Similarly, Andrew Neilson, director of campaigns at the Howard League for Penal Reform, said drugs is a serious issue in Holme House as it is in many other prisons.
"Where there is drug abuse there is also debt and violence, and these problems have become more severe as prisons have become increasingly overstretched," he told Sputnik.
In order to reduce the supply of drugs in prisons, the demand has to be curbed, which means ensuring prisons are properly resourced and prisoners are occupied with purposeful activity, such as work, education, training and exercise, Mr. Nelson explained.
He called for bold but sensible action to reduce the prison population as this would save lives, protect staff and prevent more people being swept away into deeper currents of crime and despair.
During their investigations, inspectors found 36 percent of mandatory drug tests at the 1,2000 inmate jail were positive when new psychoactive substances were included, while 60 percent of prisoners admitted it was easy to get drugs.
Peter Clarke, chief inspector of prisons, said: "The prison was not as safe as it had been — at the heart of our concerns was a very serious problem with drugs. The threat to the well-being of individuals was manifest and rarely have we seen so many serious and repeated incidents of prisoners under the influence of harmful substances. Illegal drugs, principally new psychoactive substances, were too easily available and were leading to potentially life-threatening medical incidents. The jail did not have an effective strategy to reduce the drug supply."

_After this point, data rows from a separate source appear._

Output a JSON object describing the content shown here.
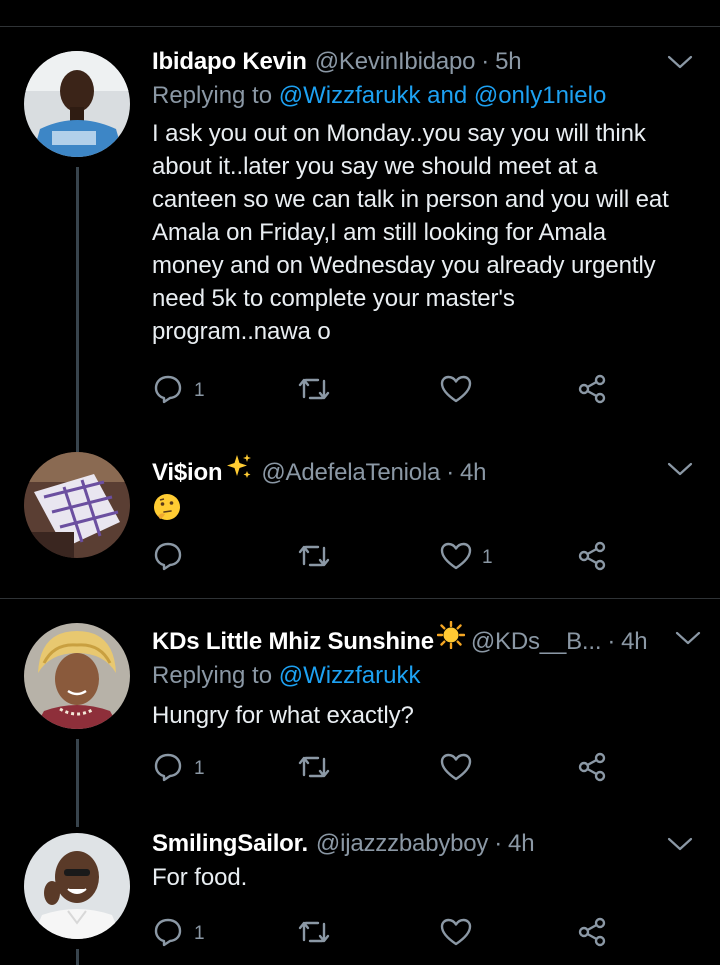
{
  "tweets": [
    {
      "name": "Ibidapo Kevin",
      "handle": "@KevinIbidapo",
      "sep": "·",
      "time": "5h",
      "replying_label": "Replying to",
      "mention1": "@Wizzfarukk",
      "and_label": "and",
      "mention2": "@only1nielo",
      "body_lines": [
        "I ask you out on Monday..you say you will think",
        "about it..later you say we should meet at a",
        "canteen so we can talk in person and you will eat",
        "Amala on Friday,I am still looking for Amala",
        "money and on Wednesday you already urgently",
        "need 5k to complete your master's",
        "program..nawa o"
      ],
      "reply_count": "1",
      "like_count": ""
    },
    {
      "name": "Vi$ion",
      "name_emoji": "sparkles-emoji",
      "handle": "@AdefelaTeniola",
      "sep": "·",
      "time": "4h",
      "body_emoji": "thinking-face-emoji",
      "reply_count": "",
      "like_count": "1"
    },
    {
      "name": "KDs Little Mhiz Sunshine",
      "name_emoji": "sun-emoji",
      "handle": "@KDs__B...",
      "sep": "·",
      "time": "4h",
      "replying_label": "Replying to",
      "mention1": "@Wizzfarukk",
      "body": "Hungry for what exactly?",
      "reply_count": "1",
      "like_count": ""
    },
    {
      "name": "SmilingSailor.",
      "handle": "@ijazzzbabyboy",
      "sep": "·",
      "time": "4h",
      "body": "For food.",
      "reply_count": "1",
      "like_count": ""
    }
  ],
  "colors": {
    "background": "#000000",
    "secondary_text": "#8b98a5",
    "link": "#1da1f2",
    "divider": "#2f3336",
    "thread_line": "#38444d"
  }
}
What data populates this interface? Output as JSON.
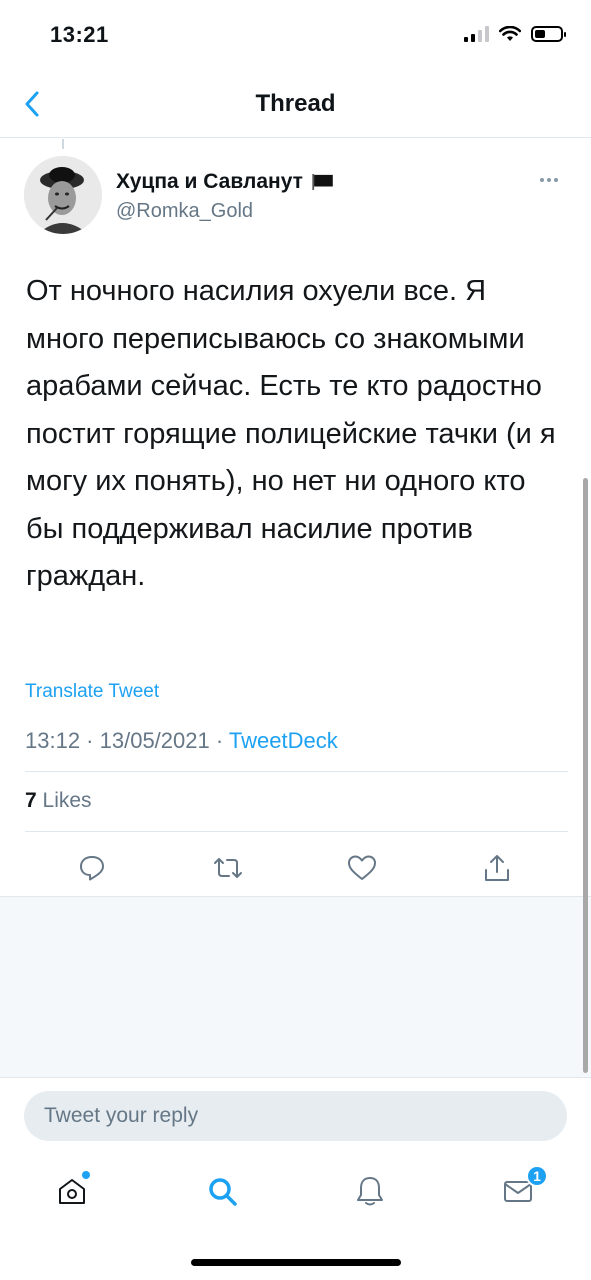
{
  "status_bar": {
    "time": "13:21"
  },
  "nav": {
    "title": "Thread"
  },
  "tweet": {
    "display_name": "Хуцпа и Савланут",
    "username": "@Romka_Gold",
    "text": "От ночного насилия охуели все. Я много переписываюсь со знакомыми арабами сейчас. Есть те кто радостно постит горящие полицейские тачки (и я могу их понять), но нет ни одного кто бы поддерживал насилие против граждан.",
    "translate_label": "Translate Tweet",
    "time": "13:12",
    "date": "13/05/2021",
    "separator": " · ",
    "source": "TweetDeck",
    "likes_count": "7",
    "likes_label": "Likes"
  },
  "reply": {
    "placeholder": "Tweet your reply"
  },
  "tab_bar": {
    "messages_badge": "1"
  },
  "colors": {
    "accent": "#1da1f2",
    "secondary_text": "#657786",
    "divider": "#e1e8ed"
  }
}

In July, it was revealed officers at the prison were becoming ill after inhaling the so-called zombie drug Spice.
The report concludes there is a need for greater attention to the basic requirements of safety, decency, and prisoner rehabilitation.